Southern African Migration Project

Migration Policy Series No. 21

PLEASE NOTE: Readers are welcome to reproduce and reference
this article as long as appropriate acknowledgments are given.


Movement backwards and forwards across borders for work is often considered to be the primary form of unauthorized movement in Southern Africa. In southern Lesotho, a new and particularly dangerous form of two-way cross-border movement has become entrenched. This situation warrants the label “crisis”; a crisis which is devastating parts of the countryside in both Lesotho and the northern Eastern Cape Province of South Africa.

Media and official attention has focused on the extreme violence which accompanies cross-border stock raiding. This paper seeks to understand the social and economic roots and impacts of cross-border stock theft. Such an analysis is a vital first-step towards the resolution of the conflict since it shows not only why the violence occurs but who stands to benefit from its perpetuation. The analysis is also helpful to understanding the extent to which the existence of an international border is implicated in the cycle and counter-cycle of violence. This paper concludes with an assessment of official reaction, or inaction, on the crisis.

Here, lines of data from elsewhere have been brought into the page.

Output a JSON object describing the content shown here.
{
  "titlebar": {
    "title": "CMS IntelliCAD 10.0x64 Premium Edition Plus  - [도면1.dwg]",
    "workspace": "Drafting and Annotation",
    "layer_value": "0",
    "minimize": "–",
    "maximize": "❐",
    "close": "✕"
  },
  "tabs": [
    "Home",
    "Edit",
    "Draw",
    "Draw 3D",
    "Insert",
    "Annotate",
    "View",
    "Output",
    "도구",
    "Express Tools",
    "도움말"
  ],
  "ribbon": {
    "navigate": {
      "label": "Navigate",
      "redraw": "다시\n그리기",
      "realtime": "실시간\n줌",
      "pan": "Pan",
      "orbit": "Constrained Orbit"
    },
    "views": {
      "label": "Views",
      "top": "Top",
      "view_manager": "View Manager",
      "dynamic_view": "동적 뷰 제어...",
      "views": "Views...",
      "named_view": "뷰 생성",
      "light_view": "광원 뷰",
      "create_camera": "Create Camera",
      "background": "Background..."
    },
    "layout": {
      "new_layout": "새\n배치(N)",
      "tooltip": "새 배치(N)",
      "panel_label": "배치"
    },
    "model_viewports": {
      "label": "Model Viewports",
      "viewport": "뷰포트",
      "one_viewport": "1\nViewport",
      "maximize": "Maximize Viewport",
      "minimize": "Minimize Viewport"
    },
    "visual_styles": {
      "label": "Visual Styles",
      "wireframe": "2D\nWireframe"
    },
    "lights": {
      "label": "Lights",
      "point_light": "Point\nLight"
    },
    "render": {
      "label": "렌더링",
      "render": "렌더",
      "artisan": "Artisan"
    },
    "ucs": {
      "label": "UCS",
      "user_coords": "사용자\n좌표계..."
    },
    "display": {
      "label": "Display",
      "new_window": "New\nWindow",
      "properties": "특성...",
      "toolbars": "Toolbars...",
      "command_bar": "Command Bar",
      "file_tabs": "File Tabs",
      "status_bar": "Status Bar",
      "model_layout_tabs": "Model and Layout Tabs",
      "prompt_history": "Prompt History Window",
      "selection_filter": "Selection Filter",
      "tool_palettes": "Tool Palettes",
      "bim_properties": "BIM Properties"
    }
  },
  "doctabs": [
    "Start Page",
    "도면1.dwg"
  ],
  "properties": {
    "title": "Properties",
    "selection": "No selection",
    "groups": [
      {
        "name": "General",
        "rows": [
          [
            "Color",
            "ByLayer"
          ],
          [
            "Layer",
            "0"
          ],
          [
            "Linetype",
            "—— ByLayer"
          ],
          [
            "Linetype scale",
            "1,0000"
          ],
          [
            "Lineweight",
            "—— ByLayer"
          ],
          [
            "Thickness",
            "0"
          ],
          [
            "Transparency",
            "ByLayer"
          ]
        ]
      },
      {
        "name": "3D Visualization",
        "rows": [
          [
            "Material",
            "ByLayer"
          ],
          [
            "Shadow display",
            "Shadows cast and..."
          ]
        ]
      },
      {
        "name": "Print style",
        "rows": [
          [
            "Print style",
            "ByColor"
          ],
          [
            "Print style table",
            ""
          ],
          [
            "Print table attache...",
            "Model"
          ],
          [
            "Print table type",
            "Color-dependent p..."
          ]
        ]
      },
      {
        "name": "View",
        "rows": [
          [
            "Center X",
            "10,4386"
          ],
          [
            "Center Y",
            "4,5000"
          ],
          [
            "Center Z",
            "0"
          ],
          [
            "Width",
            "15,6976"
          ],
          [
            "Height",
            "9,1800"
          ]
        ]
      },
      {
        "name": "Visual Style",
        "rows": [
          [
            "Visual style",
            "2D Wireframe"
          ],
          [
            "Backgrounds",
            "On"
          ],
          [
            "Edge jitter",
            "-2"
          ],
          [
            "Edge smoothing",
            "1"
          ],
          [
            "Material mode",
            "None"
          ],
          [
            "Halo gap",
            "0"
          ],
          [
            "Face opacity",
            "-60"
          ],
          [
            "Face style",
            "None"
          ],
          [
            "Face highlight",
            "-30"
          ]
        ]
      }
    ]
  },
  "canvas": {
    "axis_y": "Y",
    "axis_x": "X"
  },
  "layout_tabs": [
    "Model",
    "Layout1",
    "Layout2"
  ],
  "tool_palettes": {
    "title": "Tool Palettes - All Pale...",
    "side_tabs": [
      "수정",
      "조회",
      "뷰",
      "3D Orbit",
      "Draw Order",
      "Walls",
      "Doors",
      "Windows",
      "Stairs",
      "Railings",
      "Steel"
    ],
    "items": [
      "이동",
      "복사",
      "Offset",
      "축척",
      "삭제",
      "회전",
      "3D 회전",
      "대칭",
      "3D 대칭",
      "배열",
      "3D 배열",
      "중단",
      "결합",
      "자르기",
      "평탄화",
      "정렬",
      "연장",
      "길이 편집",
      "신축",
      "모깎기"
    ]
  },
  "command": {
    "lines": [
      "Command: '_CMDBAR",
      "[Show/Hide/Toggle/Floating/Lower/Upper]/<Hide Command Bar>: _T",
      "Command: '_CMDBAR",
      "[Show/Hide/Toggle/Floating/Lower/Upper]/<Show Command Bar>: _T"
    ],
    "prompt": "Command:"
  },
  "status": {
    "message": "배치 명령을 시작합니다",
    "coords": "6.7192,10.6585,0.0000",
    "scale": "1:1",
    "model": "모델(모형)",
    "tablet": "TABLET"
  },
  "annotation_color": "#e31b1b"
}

The findings are based upon wide-ranging interviews with 147 respondents in 10 villages in southern Lesotho. A complementary study is now recommended on the South African side of the border. The stock theft epidemic is characterized by the following features:

No-one is immune from small-scale and organized raiding. Stock theft, coupled with decreasing agricultural production and increasing unemployment, deepens poverty and desperation. At the household and community level, the research found the following:

Prevention efforts have involved some cross-border cooperation between villages to apprehend thieves and return cattle but these efforts are sporadic and make little dent on the problem. They often also lead to vicious reprisals from stock-theft syndicates. Vigilantism is on the rise in the face of widespread perceptions that the police and the courts on both sides of the border are either ineffectual or corrupt.

This paper examines the inadequacies of the policing of the crisis, highlighting the low rates of arrest and prosecution. The difficulties of geography and inadequate resources which hamper effective policing are highlighted. Only in areas where the army is stationed or soldiers patrol the border has there been any marked decrease in theft.

The situation is bound to deteriorate further unless there is effective national-level attention and intervention. The low-level civil war in the nearby Tsolo district of South Africa in 1997 was fuelled by a potent mix of poverty, mine retrenchments and stock theft. This conflict could well pale in comparison with the volatile situation building in the southern Lesotho border zone. Here, the same combination of factors are compounded by ethnic and national difference, and the strategic manipulation of borders by stock thieves on both sides.

Both governments need to recognize that this local crisis could escalate into a major conflagration and intervene to defuse the situation, calm tensions and work towards effective policing and a political solution. Within Lesotho, the passage of a new Stock Theft Act promises heavy penalties for the shadowy figures involved in organized raiding, provided they can be caught. The institution of a national stock register also seems a step in the right direction though its likely effectiveness is debated.

Both the Lesotho and South African governments should acknowledge that a crisis situation exists and that this is a regional problem. Only when national governments, working together with local stakeholders, take the problem seriously and begin cooperating can workable initiatives to halt this devastating social and economic plague be implemented.